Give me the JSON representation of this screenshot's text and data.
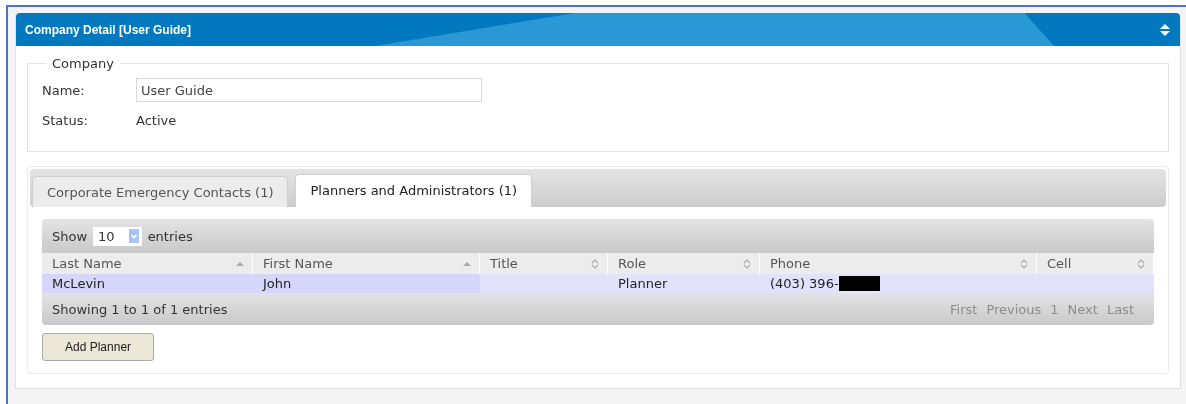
{
  "panel": {
    "title": "Company Detail [User Guide]"
  },
  "company": {
    "legend": "Company",
    "name_label": "Name:",
    "name_value": "User Guide",
    "status_label": "Status:",
    "status_value": "Active"
  },
  "tabs": [
    {
      "label": "Corporate Emergency Contacts (1)",
      "selected": false
    },
    {
      "label": "Planners and Administrators (1)",
      "selected": true
    }
  ],
  "table": {
    "show_label": "Show",
    "page_size": "10",
    "entries_label": "entries",
    "columns": [
      {
        "label": "Last Name",
        "sorted": true
      },
      {
        "label": "First Name",
        "sorted": true
      },
      {
        "label": "Title",
        "sorted": false
      },
      {
        "label": "Role",
        "sorted": false
      },
      {
        "label": "Phone",
        "sorted": false
      },
      {
        "label": "Cell",
        "sorted": false
      }
    ],
    "rows": [
      {
        "cells": [
          {
            "text": "McLevin",
            "redacted": false
          },
          {
            "text": "John",
            "redacted": false
          },
          {
            "redacted": false
          },
          {
            "text": "Planner",
            "redacted": false
          },
          {
            "text": "(403) 396-",
            "redacted": true
          },
          {
            "redacted": false
          }
        ]
      }
    ],
    "info": "Showing 1 to 1 of 1 entries",
    "pagination": [
      {
        "label": "First",
        "disabled": true
      },
      {
        "label": "Previous",
        "disabled": true
      },
      {
        "label": "1",
        "disabled": true
      },
      {
        "label": "Next",
        "disabled": true
      },
      {
        "label": "Last",
        "disabled": true
      }
    ]
  },
  "buttons": [
    "Add Planner"
  ]
}
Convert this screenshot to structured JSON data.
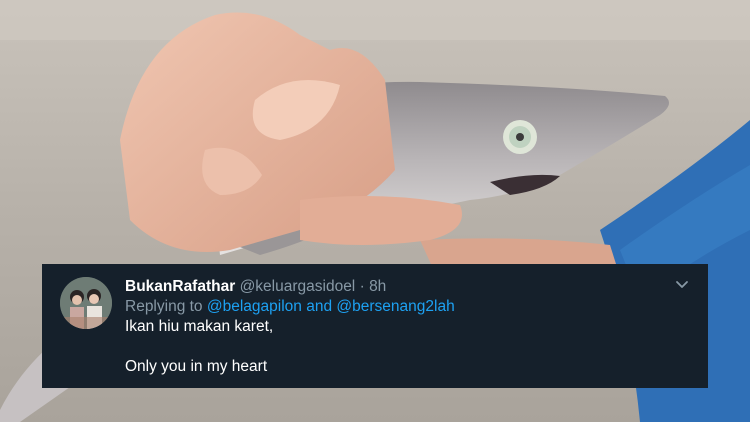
{
  "background": {
    "palette": {
      "sand": "#b9b3ac",
      "shark": "#c9c4c6",
      "skin": "#e7b8a1",
      "shirt": "#2f6fb6"
    }
  },
  "tweet": {
    "display_name": "BukanRafathar",
    "handle": "@keluargasidoel",
    "separator": "·",
    "time": "8h",
    "replying_prefix": "Replying to",
    "mention_1": "@belagapilon",
    "and_word": "and",
    "mention_2": "@bersenang2lah",
    "line1": "Ikan hiu makan karet,",
    "line2": "Only you in my heart",
    "icons": {
      "menu": "chevron-down-icon"
    },
    "colors": {
      "bg": "#15202b",
      "name": "#ffffff",
      "secondary": "#8899a6",
      "link": "#1da1f2"
    }
  }
}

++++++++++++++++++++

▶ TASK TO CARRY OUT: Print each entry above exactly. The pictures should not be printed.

▶ ANSWER:
Give me the JSON representation of this screenshot's text and data.
{
  "panel": {
    "title": "Company Detail [User Guide]"
  },
  "company": {
    "legend": "Company",
    "name_label": "Name:",
    "name_value": "User Guide",
    "status_label": "Status:",
    "status_value": "Active"
  },
  "tabs": [
    {
      "label": "Corporate Emergency Contacts (1)",
      "selected": false
    },
    {
      "label": "Planners and Administrators (1)",
      "selected": true
    }
  ],
  "table": {
    "show_label": "Show",
    "page_size": "10",
    "entries_label": "entries",
    "columns": [
      {
        "label": "Last Name",
        "sorted": true
      },
      {
        "label": "First Name",
        "sorted": true
      },
      {
        "label": "Title",
        "sorted": false
      },
      {
        "label": "Role",
        "sorted": false
      },
      {
        "label": "Phone",
        "sorted": false
      },
      {
        "label": "Cell",
        "sorted": false
      }
    ],
    "rows": [
      {
        "cells": [
          {
            "text": "McLevin",
            "redacted": false
          },
          {
            "text": "John",
            "redacted": false
          },
          {
            "redacted": false
          },
          {
            "text": "Planner",
            "redacted": false
          },
          {
            "text": "(403) 396-",
            "redacted": true
          },
          {
            "redacted": false
          }
        ]
      }
    ],
    "info": "Showing 1 to 1 of 1 entries",
    "pagination": [
      {
        "label": "First",
        "disabled": true
      },
      {
        "label": "Previous",
        "disabled": true
      },
      {
        "label": "1",
        "disabled": true
      },
      {
        "label": "Next",
        "disabled": true
      },
      {
        "label": "Last",
        "disabled": true
      }
    ]
  },
  "buttons": [
    "Add Planner"
  ]
}
Convert this screenshot to structured JSON data.
{
  "background": {
    "palette": {
      "sand": "#b9b3ac",
      "shark": "#c9c4c6",
      "skin": "#e7b8a1",
      "shirt": "#2f6fb6"
    }
  },
  "tweet": {
    "display_name": "BukanRafathar",
    "handle": "@keluargasidoel",
    "separator": "·",
    "time": "8h",
    "replying_prefix": "Replying to",
    "mention_1": "@belagapilon",
    "and_word": "and",
    "mention_2": "@bersenang2lah",
    "line1": "Ikan hiu makan karet,",
    "line2": "Only you in my heart",
    "icons": {
      "menu": "chevron-down-icon"
    },
    "colors": {
      "bg": "#15202b",
      "name": "#ffffff",
      "secondary": "#8899a6",
      "link": "#1da1f2"
    }
  }
}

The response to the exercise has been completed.